## Problem
Quote every line below exactly as it reads.

--- Study material Enclosed Below ---

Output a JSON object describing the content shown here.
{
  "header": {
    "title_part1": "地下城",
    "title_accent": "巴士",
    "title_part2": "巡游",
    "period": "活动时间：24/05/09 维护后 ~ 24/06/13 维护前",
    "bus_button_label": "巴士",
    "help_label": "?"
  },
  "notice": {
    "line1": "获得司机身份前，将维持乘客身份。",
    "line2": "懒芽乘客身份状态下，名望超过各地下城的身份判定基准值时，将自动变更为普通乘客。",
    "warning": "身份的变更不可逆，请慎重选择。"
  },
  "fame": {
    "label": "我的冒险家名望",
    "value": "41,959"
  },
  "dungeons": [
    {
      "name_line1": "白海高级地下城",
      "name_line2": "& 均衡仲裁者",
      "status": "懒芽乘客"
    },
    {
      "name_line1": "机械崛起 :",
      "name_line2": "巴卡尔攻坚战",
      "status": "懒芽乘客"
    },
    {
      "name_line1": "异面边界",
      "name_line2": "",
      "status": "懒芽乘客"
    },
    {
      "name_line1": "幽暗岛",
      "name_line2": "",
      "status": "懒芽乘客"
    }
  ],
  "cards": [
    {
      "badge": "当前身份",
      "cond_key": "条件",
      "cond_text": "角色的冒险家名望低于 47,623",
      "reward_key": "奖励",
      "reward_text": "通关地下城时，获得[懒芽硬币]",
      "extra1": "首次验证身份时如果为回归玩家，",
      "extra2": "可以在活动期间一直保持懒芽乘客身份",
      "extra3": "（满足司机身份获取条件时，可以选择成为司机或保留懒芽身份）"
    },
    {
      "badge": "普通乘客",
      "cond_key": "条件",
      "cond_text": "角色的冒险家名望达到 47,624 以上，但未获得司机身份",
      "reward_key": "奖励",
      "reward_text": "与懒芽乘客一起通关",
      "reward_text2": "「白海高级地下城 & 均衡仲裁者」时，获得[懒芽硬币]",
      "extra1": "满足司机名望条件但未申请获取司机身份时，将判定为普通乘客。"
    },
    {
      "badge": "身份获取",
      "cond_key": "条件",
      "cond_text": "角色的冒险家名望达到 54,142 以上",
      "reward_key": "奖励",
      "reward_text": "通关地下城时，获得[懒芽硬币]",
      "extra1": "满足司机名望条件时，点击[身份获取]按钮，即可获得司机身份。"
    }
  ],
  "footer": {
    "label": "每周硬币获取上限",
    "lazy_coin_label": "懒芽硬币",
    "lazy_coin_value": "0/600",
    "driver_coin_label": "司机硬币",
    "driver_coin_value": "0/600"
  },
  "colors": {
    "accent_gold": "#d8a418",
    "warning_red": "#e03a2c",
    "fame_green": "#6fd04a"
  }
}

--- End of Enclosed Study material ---

## Your response
Output a JSON object describing the content shown here.
{
  "header": {
    "title_part1": "地下城",
    "title_accent": "巴士",
    "title_part2": "巡游",
    "period": "活动时间：24/05/09 维护后 ~ 24/06/13 维护前",
    "bus_button_label": "巴士",
    "help_label": "?"
  },
  "notice": {
    "line1": "获得司机身份前，将维持乘客身份。",
    "line2": "懒芽乘客身份状态下，名望超过各地下城的身份判定基准值时，将自动变更为普通乘客。",
    "warning": "身份的变更不可逆，请慎重选择。"
  },
  "fame": {
    "label": "我的冒险家名望",
    "value": "41,959"
  },
  "dungeons": [
    {
      "name_line1": "白海高级地下城",
      "name_line2": "& 均衡仲裁者",
      "status": "懒芽乘客"
    },
    {
      "name_line1": "机械崛起 :",
      "name_line2": "巴卡尔攻坚战",
      "status": "懒芽乘客"
    },
    {
      "name_line1": "异面边界",
      "name_line2": "",
      "status": "懒芽乘客"
    },
    {
      "name_line1": "幽暗岛",
      "name_line2": "",
      "status": "懒芽乘客"
    }
  ],
  "cards": [
    {
      "badge": "当前身份",
      "cond_key": "条件",
      "cond_text": "角色的冒险家名望低于 47,623",
      "reward_key": "奖励",
      "reward_text": "通关地下城时，获得[懒芽硬币]",
      "extra1": "首次验证身份时如果为回归玩家，",
      "extra2": "可以在活动期间一直保持懒芽乘客身份",
      "extra3": "（满足司机身份获取条件时，可以选择成为司机或保留懒芽身份）"
    },
    {
      "badge": "普通乘客",
      "cond_key": "条件",
      "cond_text": "角色的冒险家名望达到 47,624 以上，但未获得司机身份",
      "reward_key": "奖励",
      "reward_text": "与懒芽乘客一起通关",
      "reward_text2": "「白海高级地下城 & 均衡仲裁者」时，获得[懒芽硬币]",
      "extra1": "满足司机名望条件但未申请获取司机身份时，将判定为普通乘客。"
    },
    {
      "badge": "身份获取",
      "cond_key": "条件",
      "cond_text": "角色的冒险家名望达到 54,142 以上",
      "reward_key": "奖励",
      "reward_text": "通关地下城时，获得[懒芽硬币]",
      "extra1": "满足司机名望条件时，点击[身份获取]按钮，即可获得司机身份。"
    }
  ],
  "footer": {
    "label": "每周硬币获取上限",
    "lazy_coin_label": "懒芽硬币",
    "lazy_coin_value": "0/600",
    "driver_coin_label": "司机硬币",
    "driver_coin_value": "0/600"
  },
  "colors": {
    "accent_gold": "#d8a418",
    "warning_red": "#e03a2c",
    "fame_green": "#6fd04a"
  }
}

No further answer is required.